Alvarez, who should be back in the lineup on Wednesday, showed no signs of having any lingering issues with his right leg on Monday. Though he finished 0-for-3, Alvarez made three above-average defensive plays, including a terrific diving stop and throw to end the Pirates' 4-1 win.
At the plate, Alvarez has only five hits in his last 32 at-bats. His season average has dipped to .206.
"I'm very optimistic that I'm feeling a lot better," Alvarez said. "I think it's just a matter of time. With not playing for a couple of days, I was able to work on some specifics. The number one thing is just continuing to work. It pays off."
Bucs honor vendor with moment of silence
PITTSBURGH -- The Pirates honored long-time vendor Kenny Geidel with a moment of silence prior to Tuesday's game against the Dodgers. Geidel, who sold food and drinks at Pirates, Steelers and Penguins games for more than two decades, died on Monday. He was 64.
"We at the Pirates family are saddened by the passing of Kenny Geidel," Pirates owner Bob Nutting said in a statement. "Kenny, like all of our dedicated employees, is part of the fabric of the PNC Park experience. While all of us fans will always remember Kenny's famous vending calls while roaming the stands as far back as Three Rivers Stadium in the mid 80's, he was also a dedicated family man."
Geidel's unique calls when selling lemonade, coke, cotton candy and other ballpark staples made him a part of the sporting experience.
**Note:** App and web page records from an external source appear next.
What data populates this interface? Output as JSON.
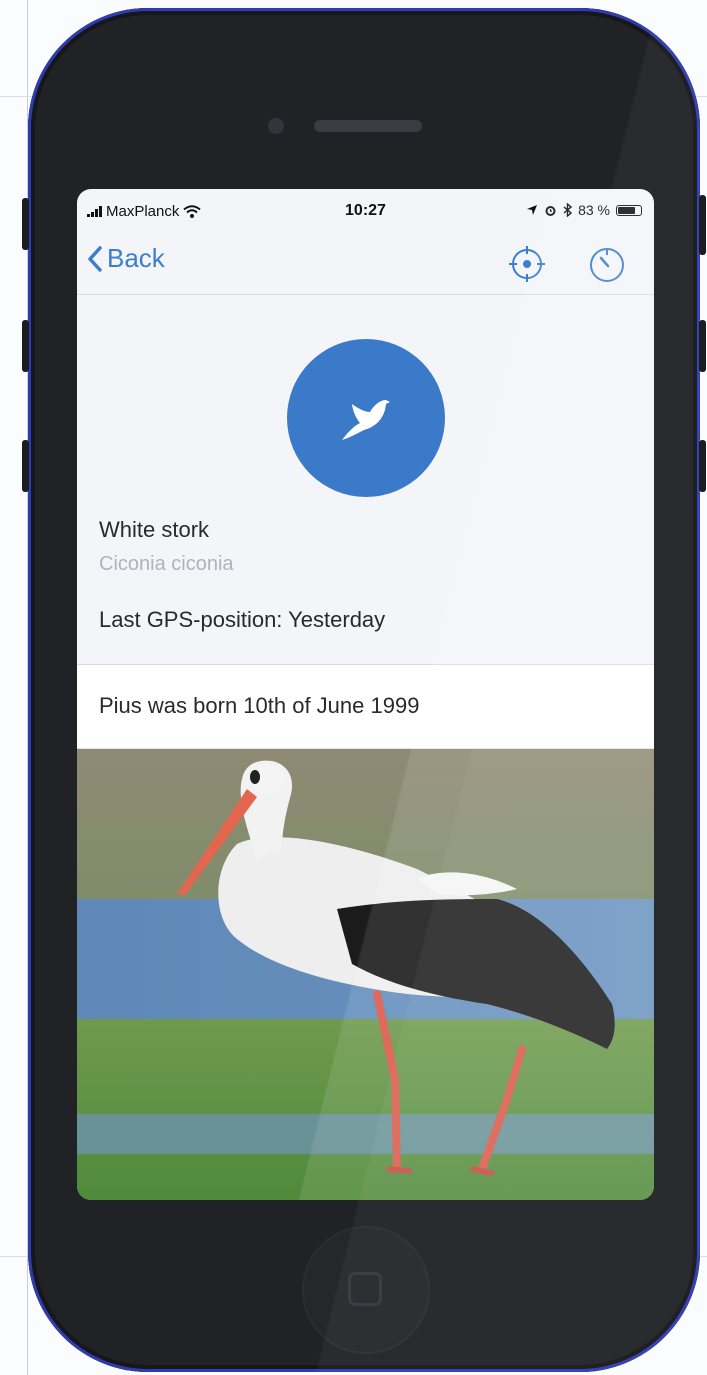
{
  "status_bar": {
    "carrier": "MaxPlanck",
    "time": "10:27",
    "battery": "83 %",
    "battery_level": 0.83
  },
  "nav": {
    "back_label": "Back",
    "icons": [
      "back-chevron-icon",
      "locate-target-icon",
      "timer-icon"
    ]
  },
  "animal": {
    "avatar_icon": "bird-icon",
    "common_name": "White stork",
    "latin_name": "Ciconia ciconia",
    "last_gps": "Last GPS-position: Yesterday",
    "born": "Pius was born 10th of June 1999"
  },
  "colors": {
    "accent": "#3b7ed0",
    "avatar": "#3a7ac9",
    "phone_body": "#202226"
  }
}
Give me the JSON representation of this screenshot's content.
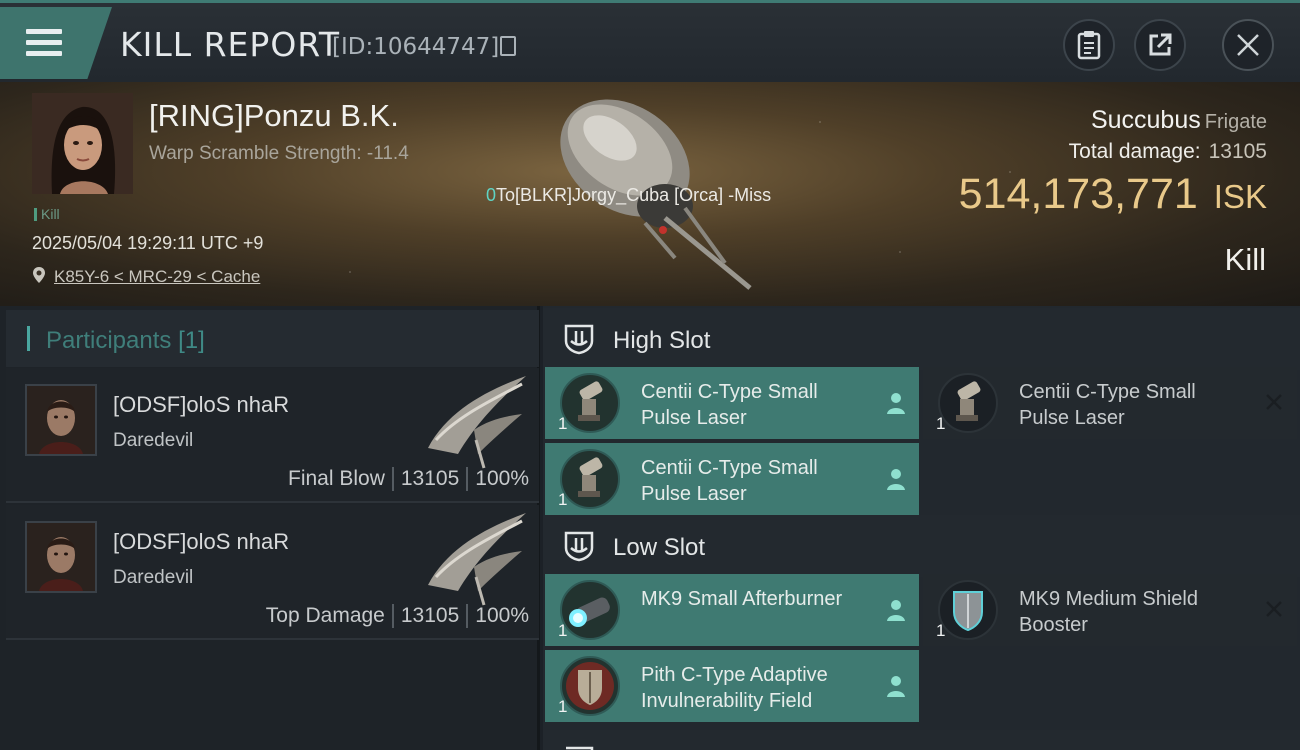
{
  "header": {
    "title": "KILL REPORT",
    "report_id": "[ID:10644747]"
  },
  "victim": {
    "name": "[RING]Ponzu B.K.",
    "warp_scramble": "Warp Scramble Strength: -11.4",
    "tag": "Kill",
    "date": "2025/05/04 19:29:11 UTC +9",
    "location": "K85Y-6 < MRC-29 < Cache",
    "attacker_count": "0",
    "attacker_note": "To[BLKR]Jorgy_Cuba [Orca] -Miss",
    "ship": "Succubus",
    "ship_class": "Frigate",
    "damage_label": "Total damage:",
    "damage_value": "13105",
    "isk_value": "514,173,771",
    "isk_unit": "ISK",
    "result": "Kill"
  },
  "participants": {
    "label": "Participants",
    "count": "[1]",
    "rows": [
      {
        "name": "[ODSF]oloS nhaR",
        "ship": "Daredevil",
        "role": "Final Blow",
        "damage": "13105",
        "percent": "100%"
      },
      {
        "name": "[ODSF]oloS nhaR",
        "ship": "Daredevil",
        "role": "Top Damage",
        "damage": "13105",
        "percent": "100%"
      }
    ]
  },
  "fitting": {
    "high_slot": "High Slot",
    "low_slot": "Low Slot",
    "modules": [
      {
        "qty": "1",
        "name": "Centii C-Type Small Pulse Laser",
        "status": "fitted"
      },
      {
        "qty": "1",
        "name": "Centii C-Type Small Pulse Laser",
        "status": "destroyed"
      },
      {
        "qty": "1",
        "name": "Centii C-Type Small Pulse Laser",
        "status": "fitted"
      },
      {
        "qty": "1",
        "name": "MK9 Small Afterburner",
        "status": "fitted"
      },
      {
        "qty": "1",
        "name": "MK9 Medium Shield Booster",
        "status": "destroyed"
      },
      {
        "qty": "1",
        "name": "Pith C-Type Adaptive Invulnerability Field",
        "status": "fitted"
      }
    ]
  },
  "colors": {
    "accent": "#3f7a72",
    "isk": "#e9c98a",
    "background": "#1c2127"
  },
  "icons": [
    "menu-icon",
    "copy-icon",
    "clipboard-icon",
    "share-icon",
    "close-icon",
    "location-pin-icon",
    "slot-shield-icon",
    "pilot-icon",
    "destroyed-x-icon"
  ]
}
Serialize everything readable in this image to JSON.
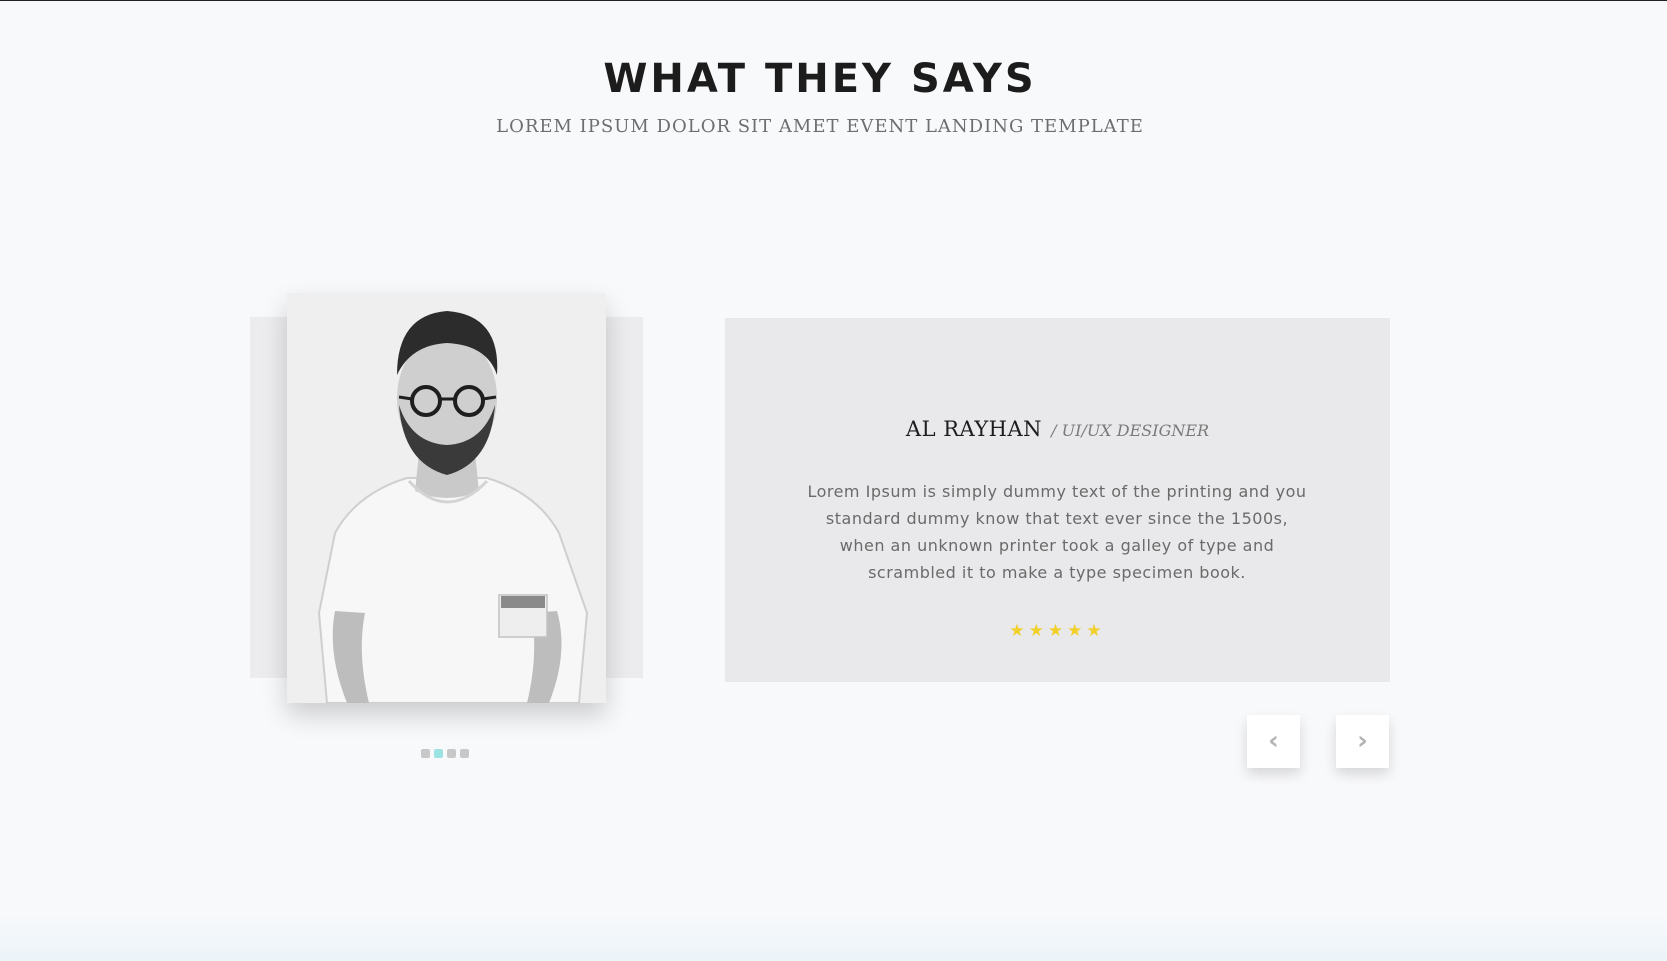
{
  "section": {
    "title": "WHAT THEY SAYS",
    "subtitle": "LOREM IPSUM DOLOR SIT AMET EVENT LANDING TEMPLATE"
  },
  "testimonial": {
    "name": "AL RAYHAN",
    "role": "/ UI/UX DESIGNER",
    "quote": "Lorem Ipsum is simply dummy text of the printing and you standard dummy know that text ever since the 1500s, when an unknown printer took a galley of type and scrambled it to make a type specimen book.",
    "rating": 5,
    "stars": "★★★★★",
    "star_color": "#f1d02c"
  },
  "carousel": {
    "dot_count": 4,
    "active_dot": 1,
    "prev_glyph": "‹",
    "next_glyph": "›",
    "active_dot_color": "#9ee3e3"
  }
}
Geidel was very much a fixture in the Pittsburgh sports scene, and he was at PNC Park as recently as Sunday.
"My first year, I found him early on, and every game since then, I'd find him," Pirates starter Paul Maholm said. "You could see how hard he worked and how much he enjoyed his job. It's sad to know he's not going to be there, but hopefully the team can find a way to honor him. I wish I would have gotten to meet him."
The Pirates have to make a decision on Wednesday about where to send right-hander Jose Ascanio, who has finished his Minor League rehab assignment. Indications are that Ascanio will be joining the Pirates' bullpen, largely because he is out of options and would have to be put on waivers in order to be assigned to Triple-A. "Sometimes you make [a move so] that you don't lose anybody and you take a look at the guy that you need to take a look at," manager Clint Hurdle said.
If Ascanio is added to the 'pen, the Pirates must take somebody out. Hurdle said no such decision has been finalized, but he did add that lefty Daniel Moskos is someone who he would "like to take a longer look at." If Moskos stays, Mike Crotta is likely to be the odd man out.
For the third straight day, Hurdle inserted catcher Ryan Doumit into the starting lineup. Chris Snyder is still considered the team's primary catcher, but Doumit has been too hot at the plate to take out. He is hitting .462 against lefties this year and overall has batted .333 with 11 RBIs in his last 15 games.
With Jose Tabata mired in an 8-for-63 skid since April 16, Hurdle said he has been giving thought to moving Tabata out of the No. 2 spot in the lineup. No changes have been made yet, but the discussions are ongoing. Not only would Hurdle have to determine where Tabata could fit lower in the batting order, but he'd also have to figure out who would fit well batting behind Andrew McCutchen.
Playing in his second game with Triple-A Indianapolis, John Bowker hit a two-run homer in Monday's game. Outfielder Andrew Lambo also had a two-run blast in Indianapolis' win.
Jenifer Langosch is a reporter for MLB.com. Read her blog, By Gosh, It's Langosch, and follow her on Twitter @LangoschMLB This story was not subject to the approval of Major League Baseball or its clubs.